▶ _What is being asked_
Within the data below, copy each line where the string "unit" is found.

(Collected data entries)
● ● ●

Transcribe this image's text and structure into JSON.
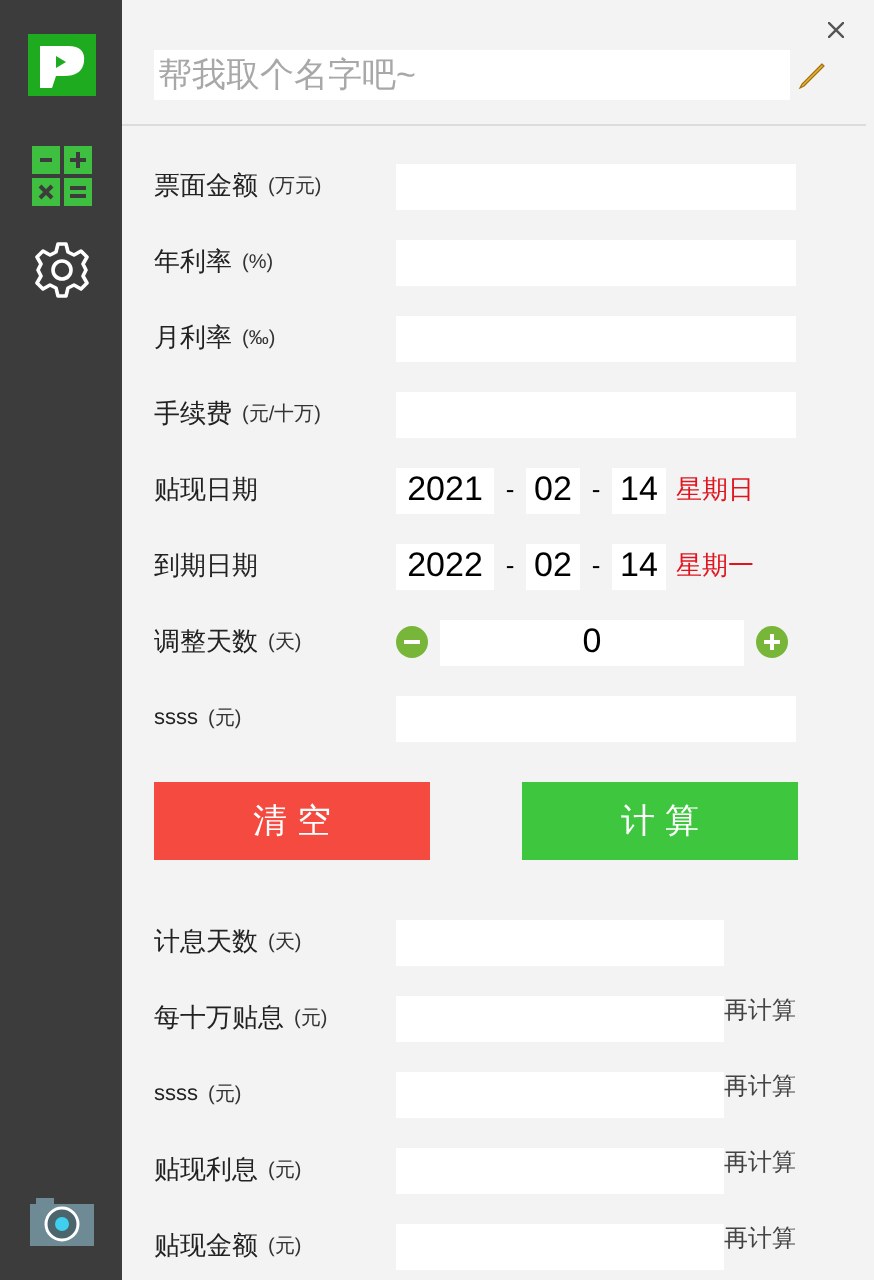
{
  "name_field": {
    "placeholder": "帮我取个名字吧~"
  },
  "inputs": [
    {
      "kind": "text",
      "label": "票面金额",
      "unit": "(万元)"
    },
    {
      "kind": "text",
      "label": "年利率",
      "unit": "(%)"
    },
    {
      "kind": "text",
      "label": "月利率",
      "unit": "(‰)"
    },
    {
      "kind": "text",
      "label": "手续费",
      "unit": "(元/十万)"
    },
    {
      "kind": "date",
      "label": "贴现日期",
      "year": "2021",
      "separator_1": "-",
      "month": "02",
      "separator_2": "-",
      "day": "14",
      "weekday": "星期日"
    },
    {
      "kind": "date",
      "label": "到期日期",
      "year": "2022",
      "separator_1": "-",
      "month": "02",
      "separator_2": "-",
      "day": "14",
      "weekday": "星期一"
    },
    {
      "kind": "stepper",
      "label": "调整天数",
      "unit": "(天)",
      "value": "0"
    },
    {
      "kind": "text",
      "label": "ssss",
      "unit": "(元)"
    }
  ],
  "buttons": [
    {
      "kind": "clear",
      "label": "清 空"
    },
    {
      "kind": "calculate",
      "label": "计 算"
    }
  ],
  "results": [
    {
      "label": "计息天数",
      "unit": "(天)"
    },
    {
      "label": "每十万贴息",
      "unit": "(元)",
      "action": "再计算"
    },
    {
      "label": "ssss",
      "unit": "(元)",
      "action": "再计算"
    },
    {
      "label": "贴现利息",
      "unit": "(元)",
      "action": "再计算"
    },
    {
      "label": "贴现金额",
      "unit": "(元)",
      "action": "再计算"
    }
  ]
}
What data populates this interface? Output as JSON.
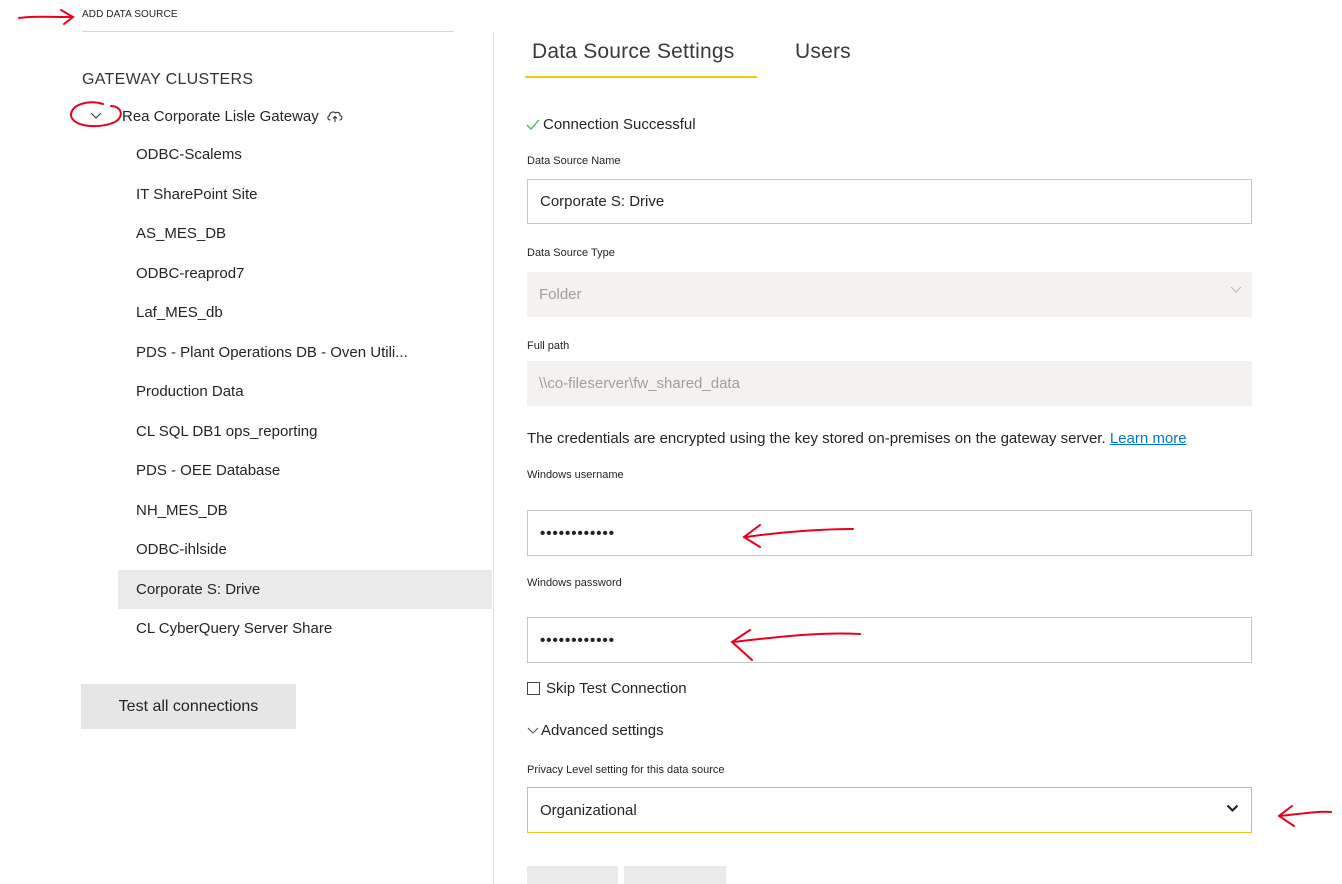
{
  "header": {
    "add_data_source": "ADD DATA SOURCE"
  },
  "sidebar": {
    "heading": "GATEWAY CLUSTERS",
    "cluster_name": "Rea Corporate Lisle Gateway",
    "items": [
      {
        "label": "ODBC-Scalems"
      },
      {
        "label": "IT SharePoint Site"
      },
      {
        "label": "AS_MES_DB"
      },
      {
        "label": "ODBC-reaprod7"
      },
      {
        "label": "Laf_MES_db"
      },
      {
        "label": "PDS - Plant Operations DB - Oven Utili..."
      },
      {
        "label": "Production Data"
      },
      {
        "label": "CL SQL DB1 ops_reporting"
      },
      {
        "label": "PDS - OEE Database"
      },
      {
        "label": "NH_MES_DB"
      },
      {
        "label": "ODBC-ihlside"
      },
      {
        "label": "Corporate S: Drive",
        "selected": true
      },
      {
        "label": "CL CyberQuery Server Share"
      }
    ],
    "test_all_label": "Test all connections"
  },
  "tabs": [
    {
      "label": "Data Source Settings",
      "active": true
    },
    {
      "label": "Users",
      "active": false
    }
  ],
  "form": {
    "connection_status": "Connection Successful",
    "ds_name_label": "Data Source Name",
    "ds_name_value": "Corporate S: Drive",
    "ds_type_label": "Data Source Type",
    "ds_type_value": "Folder",
    "full_path_label": "Full path",
    "full_path_value": "\\\\co-fileserver\\fw_shared_data",
    "credentials_note": "The credentials are encrypted using the key stored on-premises on the gateway server.",
    "learn_more": "Learn more",
    "username_label": "Windows username",
    "username_value": "••••••••••••",
    "password_label": "Windows password",
    "password_value": "••••••••••••",
    "skip_test_label": "Skip Test Connection",
    "advanced_label": "Advanced settings",
    "privacy_label": "Privacy Level setting for this data source",
    "privacy_value": "Organizational"
  },
  "colors": {
    "accent": "#f2c811",
    "success": "#4caf50",
    "link": "#0078d4",
    "annotation": "#e8001c"
  },
  "icons": [
    "chevron-down-icon",
    "cloud-upload-icon",
    "checkmark-icon",
    "dropdown-caret-icon",
    "annotation-arrow-icon"
  ]
}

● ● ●

▶ _Answer for this exercise_
      "unit": "(万元)"
      "unit": "(%)"
      "unit": "(‰)"
      "unit": "(元/十万)"
      "unit": "(天)",
      "unit": "(元)"
      "unit": "(天)"
      "unit": "(元)",
      "unit": "(元)",
      "unit": "(元)",
      "unit": "(元)",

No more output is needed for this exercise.